I want to note that Daniel was reading the modern prophets, the people who heard from God in his day. He was a student of the scripture and open to seeing what God was doing today, here, now, through those scriptures. I hope we do the same. We can.
Now, Daniel’s response could have easily been to just wait it out and see. Why not? He had a good position in the empire, he was taken care of, safe. God had protected him time and again. Just wait and see. God will do what he’s going to do.
But that’s not Daniel’s response. After seeing God’s promise through Jeremiah that there would be a Jewish return to Jerusalem, Daniel enters into prayer and fasting, calling on God to do what is in His heart. He uses this time to align his desires with the will of God.
He humbles himself by wearing sackcloth and putting ashes on his body, cultural signs that he was in mourning and humble. And he prays to God.

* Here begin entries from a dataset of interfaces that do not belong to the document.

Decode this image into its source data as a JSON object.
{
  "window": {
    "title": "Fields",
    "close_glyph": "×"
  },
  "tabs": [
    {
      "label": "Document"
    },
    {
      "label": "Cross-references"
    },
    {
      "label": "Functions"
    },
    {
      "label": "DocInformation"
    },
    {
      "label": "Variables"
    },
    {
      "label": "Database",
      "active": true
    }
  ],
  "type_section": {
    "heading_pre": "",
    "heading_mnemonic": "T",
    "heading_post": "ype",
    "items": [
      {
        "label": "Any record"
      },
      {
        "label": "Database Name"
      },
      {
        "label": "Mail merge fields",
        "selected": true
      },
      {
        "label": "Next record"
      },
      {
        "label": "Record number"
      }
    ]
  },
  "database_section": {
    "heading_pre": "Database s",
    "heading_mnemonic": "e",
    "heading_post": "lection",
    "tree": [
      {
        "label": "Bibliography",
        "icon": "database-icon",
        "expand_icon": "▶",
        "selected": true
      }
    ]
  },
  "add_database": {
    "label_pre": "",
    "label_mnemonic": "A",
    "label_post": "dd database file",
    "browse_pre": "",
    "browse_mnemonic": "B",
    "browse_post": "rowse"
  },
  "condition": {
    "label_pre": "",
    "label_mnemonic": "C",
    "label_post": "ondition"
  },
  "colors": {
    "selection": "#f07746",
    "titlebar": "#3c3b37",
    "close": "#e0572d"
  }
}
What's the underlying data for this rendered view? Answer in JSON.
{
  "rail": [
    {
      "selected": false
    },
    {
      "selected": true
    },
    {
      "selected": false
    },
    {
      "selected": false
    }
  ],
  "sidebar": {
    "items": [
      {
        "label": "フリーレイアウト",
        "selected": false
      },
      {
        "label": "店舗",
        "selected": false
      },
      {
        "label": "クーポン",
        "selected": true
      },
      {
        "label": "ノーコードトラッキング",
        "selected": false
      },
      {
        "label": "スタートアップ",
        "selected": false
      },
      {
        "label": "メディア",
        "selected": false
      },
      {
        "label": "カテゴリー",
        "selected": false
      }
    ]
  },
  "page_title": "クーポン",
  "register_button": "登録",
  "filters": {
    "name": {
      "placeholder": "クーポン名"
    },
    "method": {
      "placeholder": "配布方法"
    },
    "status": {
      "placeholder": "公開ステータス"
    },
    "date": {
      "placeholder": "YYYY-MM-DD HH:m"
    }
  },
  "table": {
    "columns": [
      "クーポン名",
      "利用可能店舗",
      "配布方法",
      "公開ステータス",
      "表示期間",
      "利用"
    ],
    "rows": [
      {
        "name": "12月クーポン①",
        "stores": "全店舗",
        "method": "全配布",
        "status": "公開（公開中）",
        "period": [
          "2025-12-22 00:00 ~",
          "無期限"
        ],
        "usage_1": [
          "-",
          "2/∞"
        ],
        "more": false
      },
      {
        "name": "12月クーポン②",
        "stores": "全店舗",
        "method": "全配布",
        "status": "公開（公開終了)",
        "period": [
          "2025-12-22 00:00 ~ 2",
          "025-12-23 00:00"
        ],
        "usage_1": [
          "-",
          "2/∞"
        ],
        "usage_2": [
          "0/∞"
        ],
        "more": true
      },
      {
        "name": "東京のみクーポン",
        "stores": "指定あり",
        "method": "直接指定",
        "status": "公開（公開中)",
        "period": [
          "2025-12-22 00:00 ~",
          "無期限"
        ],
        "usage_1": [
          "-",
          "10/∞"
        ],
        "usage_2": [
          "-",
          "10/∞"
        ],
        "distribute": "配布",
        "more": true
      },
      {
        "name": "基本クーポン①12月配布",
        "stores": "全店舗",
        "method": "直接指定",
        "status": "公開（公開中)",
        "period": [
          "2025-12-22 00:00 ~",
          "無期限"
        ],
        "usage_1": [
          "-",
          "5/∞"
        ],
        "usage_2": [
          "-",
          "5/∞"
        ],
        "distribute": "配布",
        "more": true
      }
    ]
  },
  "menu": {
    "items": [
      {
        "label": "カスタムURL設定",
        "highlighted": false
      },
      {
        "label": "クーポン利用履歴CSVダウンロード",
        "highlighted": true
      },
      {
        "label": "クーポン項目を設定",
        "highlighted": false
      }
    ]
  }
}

Daniel’s prayer is fascinating, but the most important part for us to understand is that he identifies with the people of God that had been in exile for their sin. Even though the scripture never says that Daniel sinned, in fact uses him as this righteous model time and again, and even though Daniel held a prominent position in the new Persian empire, Daniel chooses to lump himself in with the sinful people that need forgiveness and deliverance.
As Christians and people in the Kingdom of God, is this our response? When we see the redemption God has planned for us and the people of God, do we humble ourselves? Do we fast and pray for God’s redemption, plead with him desperately, knowing that only God can accomplish his will? Do we identify with those that sin, those that need redemption, even though we have been redeemed? Do we cry out on their behalf?
Or do we look at those that sin and think they deserve their misery or blindness? Do we have pride as if we deserve our redemption? Do we criticize God and his plan (“how can a God of love exile his people for 70 years”)? Or do we simply go about our own lives and become immersed in the cares of life that perish with the using?
God desires a people like the former, a people like Daniel. That’s what God is looking for, a people who understand the power of the Kingdom and the heart of God for redemption, a people who are willing to be and live humble, a people willing to sacrifice time and effort in prayer and fasting, a people willing to align themselves with the heart of God rather than a political or social agenda.
As we move forward in chapter 10, Daniel continues to war in prayer, to the point that the angel says Daniel’s prayers helped Gabriel overcome the Prince of Persia.
Daniel didn’t quit, either.
In conclusion, let’s remember that it was under the Persian kings that Ezra and Nehemiah went back to Jerusalem and took Jews with them to rebuild the worship in the Temple and the walls around the city. Daniel’s prayers had impact. Let’s remember Daniel as we seek to move more people in our nation and culture to redemption and the wonderful realm of the Kingdom of God.